There are certain intervals of consciousness between two thoughts--such as those between waking and sleep and those between sleep and waking--which normally pass unobserved because of the rapidity and brevity associated with them. Between one moment and another there is the timeless consciousness; between one thought and another there is a thought-free consciousness. It is upon this fact that a certain exercise was included in The Wisdom of the Overself which had not previously been published in any Western book. But it is not a modern discovery. It was known to the ancient Egyptians, it was known to the Tibetan occultists, and in modern times it was probably known to Krishnamurti. The Egyptians, preoccupied as they were with the subject of death and the next world, based their celebrated Book of the Dead upon it. The Tibetan Book of the Dead contained the same theme. Between the passing out of the invisible vital-forces body at the end of each incarnation and its entry into that state of consciousness which is death, the same interval reappears. If the dying man can lift himself up to it, seize upon it, and not let it escape him, he will then enter into heaven--the true heaven. And it was to remind him of this fact and to help him achieve this feat that the ancient priests attended his last moments and chanted the pertinent passages from these books. This mysterious interval makes its appearance throughout life and even at death, and yet men notice it not and miss an opportunity. It happens not only at the entry into death but also in between two breaths. It is possible to go even further and say that the interval reappears for a longer period between two incarnations for there is then the blocking out of all impressions of the past prior to taking on a new body. Plato must have known it.

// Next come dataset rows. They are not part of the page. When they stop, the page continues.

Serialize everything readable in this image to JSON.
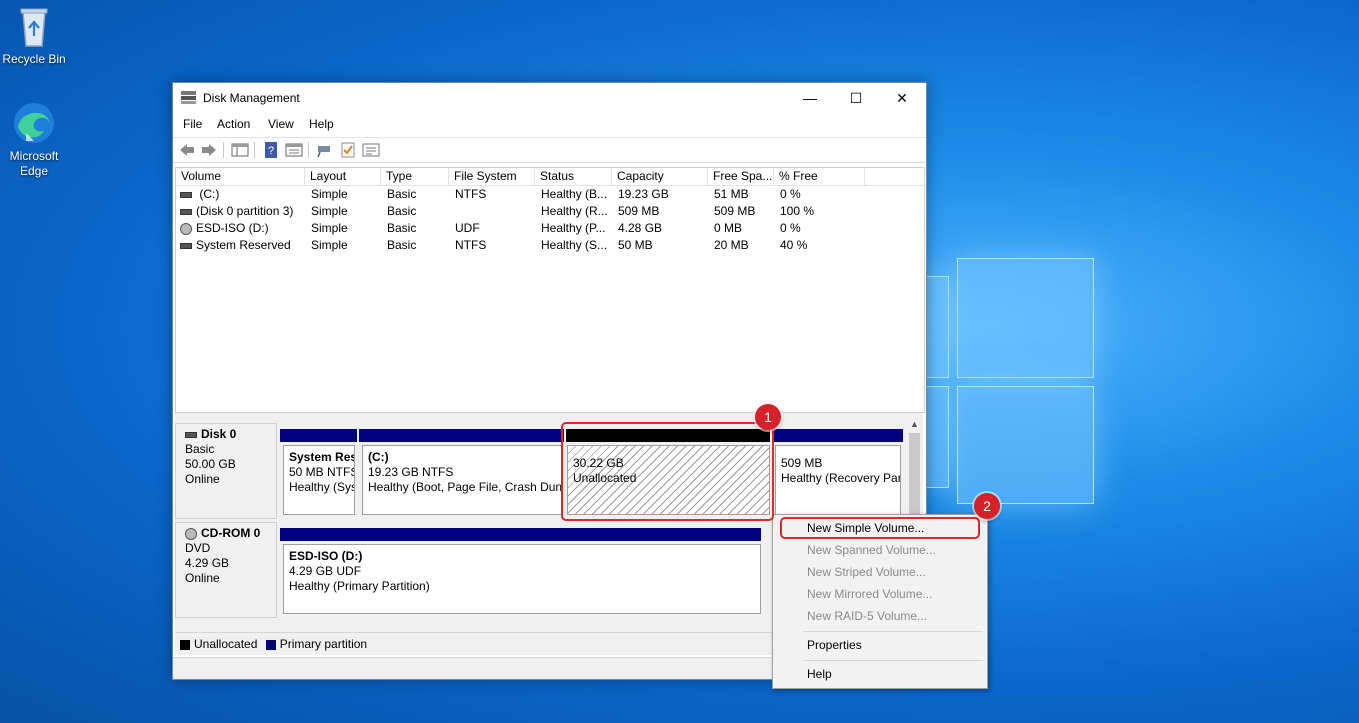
{
  "desktop": {
    "icons": [
      {
        "label": "Recycle Bin",
        "icon": "recycle-bin-icon"
      },
      {
        "label": "Microsoft Edge",
        "icon": "edge-icon"
      }
    ]
  },
  "window": {
    "title": "Disk Management",
    "menu": [
      "File",
      "Action",
      "View",
      "Help"
    ],
    "toolbar_icons": [
      "back-arrow-icon",
      "forward-arrow-icon",
      "console-tree-icon",
      "help-icon",
      "properties-icon",
      "connect-icon",
      "check-icon",
      "list-icon"
    ]
  },
  "volume_list": {
    "columns": [
      "Volume",
      "Layout",
      "Type",
      "File System",
      "Status",
      "Capacity",
      "Free Spa...",
      "% Free"
    ],
    "rows": [
      {
        "volume": " (C:)",
        "layout": "Simple",
        "type": "Basic",
        "fs": "NTFS",
        "status": "Healthy (B...",
        "capacity": "19.23 GB",
        "free": "51 MB",
        "pct": "0 %",
        "icon": "drive-icon"
      },
      {
        "volume": "(Disk 0 partition 3)",
        "layout": "Simple",
        "type": "Basic",
        "fs": "",
        "status": "Healthy (R...",
        "capacity": "509 MB",
        "free": "509 MB",
        "pct": "100 %",
        "icon": "drive-icon"
      },
      {
        "volume": "ESD-ISO (D:)",
        "layout": "Simple",
        "type": "Basic",
        "fs": "UDF",
        "status": "Healthy (P...",
        "capacity": "4.28 GB",
        "free": "0 MB",
        "pct": "0 %",
        "icon": "cdrom-icon"
      },
      {
        "volume": "System Reserved",
        "layout": "Simple",
        "type": "Basic",
        "fs": "NTFS",
        "status": "Healthy (S...",
        "capacity": "50 MB",
        "free": "20 MB",
        "pct": "40 %",
        "icon": "drive-icon"
      }
    ]
  },
  "disks": [
    {
      "name": "Disk 0",
      "kind": "Basic",
      "size": "50.00 GB",
      "state": "Online",
      "partitions": [
        {
          "name": "System Res",
          "line2": "50 MB NTFS",
          "line3": "Healthy (Sys",
          "kind": "primary"
        },
        {
          "name": " (C:)",
          "line2": "19.23 GB NTFS",
          "line3": "Healthy (Boot, Page File, Crash Dun",
          "kind": "primary"
        },
        {
          "name": "",
          "line2": "30.22 GB",
          "line3": "Unallocated",
          "kind": "unallocated"
        },
        {
          "name": "",
          "line2": "509 MB",
          "line3": "Healthy (Recovery Par",
          "kind": "primary"
        }
      ]
    },
    {
      "name": "CD-ROM 0",
      "kind": "DVD",
      "size": "4.29 GB",
      "state": "Online",
      "partitions": [
        {
          "name": "ESD-ISO  (D:)",
          "line2": "4.29 GB UDF",
          "line3": "Healthy (Primary Partition)",
          "kind": "primary"
        }
      ]
    }
  ],
  "legend": [
    {
      "label": "Unallocated",
      "color": "#000000"
    },
    {
      "label": "Primary partition",
      "color": "#00007f"
    }
  ],
  "context_menu": {
    "items": [
      {
        "label": "New Simple Volume...",
        "enabled": true
      },
      {
        "label": "New Spanned Volume...",
        "enabled": false
      },
      {
        "label": "New Striped Volume...",
        "enabled": false
      },
      {
        "label": "New Mirrored Volume...",
        "enabled": false
      },
      {
        "label": "New RAID-5 Volume...",
        "enabled": false
      },
      {
        "label": "Properties",
        "enabled": true
      },
      {
        "label": "Help",
        "enabled": true
      }
    ]
  },
  "annotations": {
    "step1": "1",
    "step2": "2",
    "accent": "#e0282f"
  }
}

-- Notebooks Category 23: Advanced Contemplation > Chapter 6: Advanced Meditation > # 81